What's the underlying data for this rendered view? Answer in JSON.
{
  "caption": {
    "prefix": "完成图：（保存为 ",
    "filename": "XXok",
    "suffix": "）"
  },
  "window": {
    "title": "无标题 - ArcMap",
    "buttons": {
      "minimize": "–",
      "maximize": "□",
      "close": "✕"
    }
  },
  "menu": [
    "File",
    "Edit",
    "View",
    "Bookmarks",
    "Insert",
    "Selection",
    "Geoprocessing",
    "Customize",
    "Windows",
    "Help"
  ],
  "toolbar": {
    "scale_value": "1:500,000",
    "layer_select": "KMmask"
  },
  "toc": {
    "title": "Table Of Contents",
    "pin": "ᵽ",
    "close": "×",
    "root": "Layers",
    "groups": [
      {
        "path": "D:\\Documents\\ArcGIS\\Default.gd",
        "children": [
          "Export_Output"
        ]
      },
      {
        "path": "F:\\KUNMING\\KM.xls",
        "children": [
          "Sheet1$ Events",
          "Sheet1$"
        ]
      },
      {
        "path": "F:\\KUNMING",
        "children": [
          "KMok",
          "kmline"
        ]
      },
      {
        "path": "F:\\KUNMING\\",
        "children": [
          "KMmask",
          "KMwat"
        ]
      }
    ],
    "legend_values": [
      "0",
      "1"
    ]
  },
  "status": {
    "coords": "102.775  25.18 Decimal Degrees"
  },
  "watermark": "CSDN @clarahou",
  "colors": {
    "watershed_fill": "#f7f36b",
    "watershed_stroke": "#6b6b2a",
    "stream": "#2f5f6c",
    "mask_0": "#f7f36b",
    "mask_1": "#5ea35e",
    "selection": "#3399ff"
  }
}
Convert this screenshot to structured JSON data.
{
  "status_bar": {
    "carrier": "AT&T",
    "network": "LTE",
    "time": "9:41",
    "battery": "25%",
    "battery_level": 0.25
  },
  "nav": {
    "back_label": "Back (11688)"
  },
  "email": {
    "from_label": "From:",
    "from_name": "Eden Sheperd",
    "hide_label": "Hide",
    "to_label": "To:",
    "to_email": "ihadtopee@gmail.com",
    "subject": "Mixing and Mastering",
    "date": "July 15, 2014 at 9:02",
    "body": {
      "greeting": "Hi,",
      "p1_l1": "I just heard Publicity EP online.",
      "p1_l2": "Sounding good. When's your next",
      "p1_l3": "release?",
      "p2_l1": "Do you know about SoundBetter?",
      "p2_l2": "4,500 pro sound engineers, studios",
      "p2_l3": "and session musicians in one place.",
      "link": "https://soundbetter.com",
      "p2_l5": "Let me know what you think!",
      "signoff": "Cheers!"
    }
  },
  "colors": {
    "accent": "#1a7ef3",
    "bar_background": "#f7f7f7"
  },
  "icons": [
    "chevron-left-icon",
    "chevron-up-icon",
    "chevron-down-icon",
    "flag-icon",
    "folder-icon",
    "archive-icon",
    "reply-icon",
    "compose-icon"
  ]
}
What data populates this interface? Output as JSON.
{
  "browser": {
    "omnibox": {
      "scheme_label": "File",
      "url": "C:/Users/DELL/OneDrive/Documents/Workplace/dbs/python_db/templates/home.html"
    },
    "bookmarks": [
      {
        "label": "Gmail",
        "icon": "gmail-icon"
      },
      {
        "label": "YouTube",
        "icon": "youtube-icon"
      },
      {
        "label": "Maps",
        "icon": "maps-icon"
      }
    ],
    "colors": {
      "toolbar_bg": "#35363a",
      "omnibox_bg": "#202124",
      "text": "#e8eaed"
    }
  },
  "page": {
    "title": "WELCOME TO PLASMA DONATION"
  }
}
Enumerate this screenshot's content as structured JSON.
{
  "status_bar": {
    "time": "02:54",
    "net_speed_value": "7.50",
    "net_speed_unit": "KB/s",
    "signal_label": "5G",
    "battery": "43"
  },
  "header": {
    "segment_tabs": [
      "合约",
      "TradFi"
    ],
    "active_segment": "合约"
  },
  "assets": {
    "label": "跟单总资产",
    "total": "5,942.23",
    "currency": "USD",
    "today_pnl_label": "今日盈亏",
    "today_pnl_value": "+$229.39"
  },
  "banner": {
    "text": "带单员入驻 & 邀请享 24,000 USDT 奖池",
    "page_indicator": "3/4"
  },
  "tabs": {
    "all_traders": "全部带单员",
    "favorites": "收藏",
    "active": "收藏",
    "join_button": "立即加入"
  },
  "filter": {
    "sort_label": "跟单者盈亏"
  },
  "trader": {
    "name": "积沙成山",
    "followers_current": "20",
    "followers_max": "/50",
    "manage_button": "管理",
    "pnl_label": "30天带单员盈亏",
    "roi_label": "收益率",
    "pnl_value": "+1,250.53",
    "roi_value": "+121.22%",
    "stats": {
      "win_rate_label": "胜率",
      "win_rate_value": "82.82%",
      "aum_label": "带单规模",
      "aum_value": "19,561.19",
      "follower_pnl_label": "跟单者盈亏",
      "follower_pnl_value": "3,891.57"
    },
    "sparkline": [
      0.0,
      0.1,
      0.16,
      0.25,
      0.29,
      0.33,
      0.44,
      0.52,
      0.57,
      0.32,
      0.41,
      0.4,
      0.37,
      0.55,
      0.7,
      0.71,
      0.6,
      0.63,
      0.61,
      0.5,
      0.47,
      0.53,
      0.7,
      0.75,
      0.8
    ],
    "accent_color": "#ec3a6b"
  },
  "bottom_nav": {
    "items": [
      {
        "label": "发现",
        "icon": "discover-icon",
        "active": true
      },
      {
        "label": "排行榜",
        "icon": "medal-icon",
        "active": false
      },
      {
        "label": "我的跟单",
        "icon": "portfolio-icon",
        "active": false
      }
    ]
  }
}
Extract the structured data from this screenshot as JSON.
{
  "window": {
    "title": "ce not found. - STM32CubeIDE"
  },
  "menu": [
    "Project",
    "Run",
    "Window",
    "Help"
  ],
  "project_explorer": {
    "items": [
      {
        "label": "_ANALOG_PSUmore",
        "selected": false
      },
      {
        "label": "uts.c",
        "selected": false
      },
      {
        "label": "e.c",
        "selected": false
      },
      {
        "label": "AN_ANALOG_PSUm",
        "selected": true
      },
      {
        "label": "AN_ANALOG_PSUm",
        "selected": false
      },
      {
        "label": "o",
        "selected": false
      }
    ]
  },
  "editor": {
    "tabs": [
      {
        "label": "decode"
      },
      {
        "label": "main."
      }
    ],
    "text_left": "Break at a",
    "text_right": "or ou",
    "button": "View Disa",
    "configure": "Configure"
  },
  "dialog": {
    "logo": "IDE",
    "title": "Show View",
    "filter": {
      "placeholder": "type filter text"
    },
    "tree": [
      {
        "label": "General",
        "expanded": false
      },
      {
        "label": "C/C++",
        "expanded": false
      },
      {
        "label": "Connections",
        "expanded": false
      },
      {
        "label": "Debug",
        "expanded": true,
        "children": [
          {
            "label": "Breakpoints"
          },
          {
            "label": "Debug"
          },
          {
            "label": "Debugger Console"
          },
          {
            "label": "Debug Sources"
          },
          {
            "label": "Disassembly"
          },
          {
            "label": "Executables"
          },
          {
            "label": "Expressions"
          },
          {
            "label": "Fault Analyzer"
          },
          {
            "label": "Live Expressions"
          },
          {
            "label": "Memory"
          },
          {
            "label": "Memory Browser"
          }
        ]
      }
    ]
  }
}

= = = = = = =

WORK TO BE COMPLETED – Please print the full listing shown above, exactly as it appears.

ANSWER BOX –
What's the underlying data for this rendered view? Answer in JSON.
{
  "caption": {
    "prefix": "完成图：（保存为 ",
    "filename": "XXok",
    "suffix": "）"
  },
  "window": {
    "title": "无标题 - ArcMap",
    "buttons": {
      "minimize": "–",
      "maximize": "□",
      "close": "✕"
    }
  },
  "menu": [
    "File",
    "Edit",
    "View",
    "Bookmarks",
    "Insert",
    "Selection",
    "Geoprocessing",
    "Customize",
    "Windows",
    "Help"
  ],
  "toolbar": {
    "scale_value": "1:500,000",
    "layer_select": "KMmask"
  },
  "toc": {
    "title": "Table Of Contents",
    "pin": "ᵽ",
    "close": "×",
    "root": "Layers",
    "groups": [
      {
        "path": "D:\\Documents\\ArcGIS\\Default.gd",
        "children": [
          "Export_Output"
        ]
      },
      {
        "path": "F:\\KUNMING\\KM.xls",
        "children": [
          "Sheet1$ Events",
          "Sheet1$"
        ]
      },
      {
        "path": "F:\\KUNMING",
        "children": [
          "KMok",
          "kmline"
        ]
      },
      {
        "path": "F:\\KUNMING\\",
        "children": [
          "KMmask",
          "KMwat"
        ]
      }
    ],
    "legend_values": [
      "0",
      "1"
    ]
  },
  "status": {
    "coords": "102.775  25.18 Decimal Degrees"
  },
  "watermark": "CSDN @clarahou",
  "colors": {
    "watershed_fill": "#f7f36b",
    "watershed_stroke": "#6b6b2a",
    "stream": "#2f5f6c",
    "mask_0": "#f7f36b",
    "mask_1": "#5ea35e",
    "selection": "#3399ff"
  }
}
Convert this screenshot to structured JSON data.
{
  "status_bar": {
    "carrier": "AT&T",
    "network": "LTE",
    "time": "9:41",
    "battery": "25%",
    "battery_level": 0.25
  },
  "nav": {
    "back_label": "Back (11688)"
  },
  "email": {
    "from_label": "From:",
    "from_name": "Eden Sheperd",
    "hide_label": "Hide",
    "to_label": "To:",
    "to_email": "ihadtopee@gmail.com",
    "subject": "Mixing and Mastering",
    "date": "July 15, 2014 at 9:02",
    "body": {
      "greeting": "Hi,",
      "p1_l1": "I just heard Publicity EP online.",
      "p1_l2": "Sounding good. When's your next",
      "p1_l3": "release?",
      "p2_l1": "Do you know about SoundBetter?",
      "p2_l2": "4,500 pro sound engineers, studios",
      "p2_l3": "and session musicians in one place.",
      "link": "https://soundbetter.com",
      "p2_l5": "Let me know what you think!",
      "signoff": "Cheers!"
    }
  },
  "colors": {
    "accent": "#1a7ef3",
    "bar_background": "#f7f7f7"
  },
  "icons": [
    "chevron-left-icon",
    "chevron-up-icon",
    "chevron-down-icon",
    "flag-icon",
    "folder-icon",
    "archive-icon",
    "reply-icon",
    "compose-icon"
  ]
}
What data populates this interface? Output as JSON.
{
  "browser": {
    "omnibox": {
      "scheme_label": "File",
      "url": "C:/Users/DELL/OneDrive/Documents/Workplace/dbs/python_db/templates/home.html"
    },
    "bookmarks": [
      {
        "label": "Gmail",
        "icon": "gmail-icon"
      },
      {
        "label": "YouTube",
        "icon": "youtube-icon"
      },
      {
        "label": "Maps",
        "icon": "maps-icon"
      }
    ],
    "colors": {
      "toolbar_bg": "#35363a",
      "omnibox_bg": "#202124",
      "text": "#e8eaed"
    }
  },
  "page": {
    "title": "WELCOME TO PLASMA DONATION"
  }
}
Enumerate this screenshot's content as structured JSON.
{
  "status_bar": {
    "time": "02:54",
    "net_speed_value": "7.50",
    "net_speed_unit": "KB/s",
    "signal_label": "5G",
    "battery": "43"
  },
  "header": {
    "segment_tabs": [
      "合约",
      "TradFi"
    ],
    "active_segment": "合约"
  },
  "assets": {
    "label": "跟单总资产",
    "total": "5,942.23",
    "currency": "USD",
    "today_pnl_label": "今日盈亏",
    "today_pnl_value": "+$229.39"
  },
  "banner": {
    "text": "带单员入驻 & 邀请享 24,000 USDT 奖池",
    "page_indicator": "3/4"
  },
  "tabs": {
    "all_traders": "全部带单员",
    "favorites": "收藏",
    "active": "收藏",
    "join_button": "立即加入"
  },
  "filter": {
    "sort_label": "跟单者盈亏"
  },
  "trader": {
    "name": "积沙成山",
    "followers_current": "20",
    "followers_max": "/50",
    "manage_button": "管理",
    "pnl_label": "30天带单员盈亏",
    "roi_label": "收益率",
    "pnl_value": "+1,250.53",
    "roi_value": "+121.22%",
    "stats": {
      "win_rate_label": "胜率",
      "win_rate_value": "82.82%",
      "aum_label": "带单规模",
      "aum_value": "19,561.19",
      "follower_pnl_label": "跟单者盈亏",
      "follower_pnl_value": "3,891.57"
    },
    "sparkline": [
      0.0,
      0.1,
      0.16,
      0.25,
      0.29,
      0.33,
      0.44,
      0.52,
      0.57,
      0.32,
      0.41,
      0.4,
      0.37,
      0.55,
      0.7,
      0.71,
      0.6,
      0.63,
      0.61,
      0.5,
      0.47,
      0.53,
      0.7,
      0.75,
      0.8
    ],
    "accent_color": "#ec3a6b"
  },
  "bottom_nav": {
    "items": [
      {
        "label": "发现",
        "icon": "discover-icon",
        "active": true
      },
      {
        "label": "排行榜",
        "icon": "medal-icon",
        "active": false
      },
      {
        "label": "我的跟单",
        "icon": "portfolio-icon",
        "active": false
      }
    ]
  }
}
Extract the structured data from this screenshot as JSON.
{
  "window": {
    "title": "ce not found. - STM32CubeIDE"
  },
  "menu": [
    "Project",
    "Run",
    "Window",
    "Help"
  ],
  "project_explorer": {
    "items": [
      {
        "label": "_ANALOG_PSUmore",
        "selected": false
      },
      {
        "label": "uts.c",
        "selected": false
      },
      {
        "label": "e.c",
        "selected": false
      },
      {
        "label": "AN_ANALOG_PSUm",
        "selected": true
      },
      {
        "label": "AN_ANALOG_PSUm",
        "selected": false
      },
      {
        "label": "o",
        "selected": false
      }
    ]
  },
  "editor": {
    "tabs": [
      {
        "label": "decode"
      },
      {
        "label": "main."
      }
    ],
    "text_left": "Break at a",
    "text_right": "or ou",
    "button": "View Disa",
    "configure": "Configure"
  },
  "dialog": {
    "logo": "IDE",
    "title": "Show View",
    "filter": {
      "placeholder": "type filter text"
    },
    "tree": [
      {
        "label": "General",
        "expanded": false
      },
      {
        "label": "C/C++",
        "expanded": false
      },
      {
        "label": "Connections",
        "expanded": false
      },
      {
        "label": "Debug",
        "expanded": true,
        "children": [
          {
            "label": "Breakpoints"
          },
          {
            "label": "Debug"
          },
          {
            "label": "Debugger Console"
          },
          {
            "label": "Debug Sources"
          },
          {
            "label": "Disassembly"
          },
          {
            "label": "Executables"
          },
          {
            "label": "Expressions"
          },
          {
            "label": "Fault Analyzer"
          },
          {
            "label": "Live Expressions"
          },
          {
            "label": "Memory"
          },
          {
            "label": "Memory Browser"
          }
        ]
      }
    ]
  }
}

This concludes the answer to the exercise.